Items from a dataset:
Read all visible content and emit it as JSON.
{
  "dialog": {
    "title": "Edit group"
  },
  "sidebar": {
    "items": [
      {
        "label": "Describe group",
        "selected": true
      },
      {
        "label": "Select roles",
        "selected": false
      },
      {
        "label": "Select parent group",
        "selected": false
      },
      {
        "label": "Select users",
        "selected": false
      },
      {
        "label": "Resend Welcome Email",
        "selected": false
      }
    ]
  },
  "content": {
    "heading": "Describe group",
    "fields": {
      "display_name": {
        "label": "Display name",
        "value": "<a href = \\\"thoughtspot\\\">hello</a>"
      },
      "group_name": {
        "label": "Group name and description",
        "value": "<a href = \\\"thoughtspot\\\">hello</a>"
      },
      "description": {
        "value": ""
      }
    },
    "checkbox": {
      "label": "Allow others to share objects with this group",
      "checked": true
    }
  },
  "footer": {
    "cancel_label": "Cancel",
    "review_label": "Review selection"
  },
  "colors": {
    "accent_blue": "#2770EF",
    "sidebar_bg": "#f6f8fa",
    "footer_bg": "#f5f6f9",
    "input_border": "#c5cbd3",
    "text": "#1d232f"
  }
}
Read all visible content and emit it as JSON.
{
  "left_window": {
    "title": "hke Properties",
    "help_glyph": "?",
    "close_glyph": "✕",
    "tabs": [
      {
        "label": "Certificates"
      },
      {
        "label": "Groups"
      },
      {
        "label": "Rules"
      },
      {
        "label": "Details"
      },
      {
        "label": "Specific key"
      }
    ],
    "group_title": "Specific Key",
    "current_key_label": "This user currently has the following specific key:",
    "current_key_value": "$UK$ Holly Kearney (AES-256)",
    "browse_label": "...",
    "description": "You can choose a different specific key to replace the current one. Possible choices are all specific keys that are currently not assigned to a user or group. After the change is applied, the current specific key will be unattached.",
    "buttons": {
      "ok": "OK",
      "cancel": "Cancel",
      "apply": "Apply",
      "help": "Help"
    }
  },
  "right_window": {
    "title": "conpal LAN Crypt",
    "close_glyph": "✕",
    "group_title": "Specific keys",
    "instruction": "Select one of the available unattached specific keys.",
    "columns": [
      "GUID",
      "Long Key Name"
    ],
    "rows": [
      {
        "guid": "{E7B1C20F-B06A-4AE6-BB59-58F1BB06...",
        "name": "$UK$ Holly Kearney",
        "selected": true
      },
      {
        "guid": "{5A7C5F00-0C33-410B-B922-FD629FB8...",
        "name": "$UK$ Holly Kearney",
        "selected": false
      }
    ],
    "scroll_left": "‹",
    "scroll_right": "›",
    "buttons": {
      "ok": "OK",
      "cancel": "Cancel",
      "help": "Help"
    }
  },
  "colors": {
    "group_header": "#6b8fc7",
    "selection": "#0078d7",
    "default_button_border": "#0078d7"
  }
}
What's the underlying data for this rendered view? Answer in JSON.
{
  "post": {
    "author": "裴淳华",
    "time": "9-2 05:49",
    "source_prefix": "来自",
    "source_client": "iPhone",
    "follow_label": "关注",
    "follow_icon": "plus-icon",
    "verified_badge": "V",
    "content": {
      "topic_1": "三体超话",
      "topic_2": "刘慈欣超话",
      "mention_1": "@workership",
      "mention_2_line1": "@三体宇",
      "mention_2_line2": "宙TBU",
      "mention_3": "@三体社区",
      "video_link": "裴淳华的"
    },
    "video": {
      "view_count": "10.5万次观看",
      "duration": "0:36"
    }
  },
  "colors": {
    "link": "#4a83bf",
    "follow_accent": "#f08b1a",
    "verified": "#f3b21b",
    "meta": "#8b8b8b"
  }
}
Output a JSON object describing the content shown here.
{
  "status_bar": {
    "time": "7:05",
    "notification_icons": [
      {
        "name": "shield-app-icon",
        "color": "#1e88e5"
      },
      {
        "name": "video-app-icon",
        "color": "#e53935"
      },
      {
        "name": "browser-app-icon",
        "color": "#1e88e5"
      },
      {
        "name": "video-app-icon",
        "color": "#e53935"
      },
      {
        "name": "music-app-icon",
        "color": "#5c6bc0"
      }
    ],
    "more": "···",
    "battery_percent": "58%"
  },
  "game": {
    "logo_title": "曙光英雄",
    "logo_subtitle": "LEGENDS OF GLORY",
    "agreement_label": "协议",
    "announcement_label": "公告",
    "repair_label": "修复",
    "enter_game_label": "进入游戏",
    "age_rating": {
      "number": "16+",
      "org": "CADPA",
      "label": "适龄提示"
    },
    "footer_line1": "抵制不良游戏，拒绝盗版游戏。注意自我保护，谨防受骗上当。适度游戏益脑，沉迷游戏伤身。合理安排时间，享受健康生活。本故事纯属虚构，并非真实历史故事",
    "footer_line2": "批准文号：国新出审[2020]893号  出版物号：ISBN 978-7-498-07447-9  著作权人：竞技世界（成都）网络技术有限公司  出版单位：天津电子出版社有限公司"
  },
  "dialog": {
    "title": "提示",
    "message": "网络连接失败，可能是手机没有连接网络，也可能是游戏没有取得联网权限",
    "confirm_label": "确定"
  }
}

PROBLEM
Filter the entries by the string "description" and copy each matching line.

YOUR RESPONSE
        "label": "Group name and description",
      "description": {
    "description": "You can choose a different specific key to replace the current one. Possible choices are all specific keys that are currently not assigned to a user or group. After the change is applied, the current specific key will be unattached.",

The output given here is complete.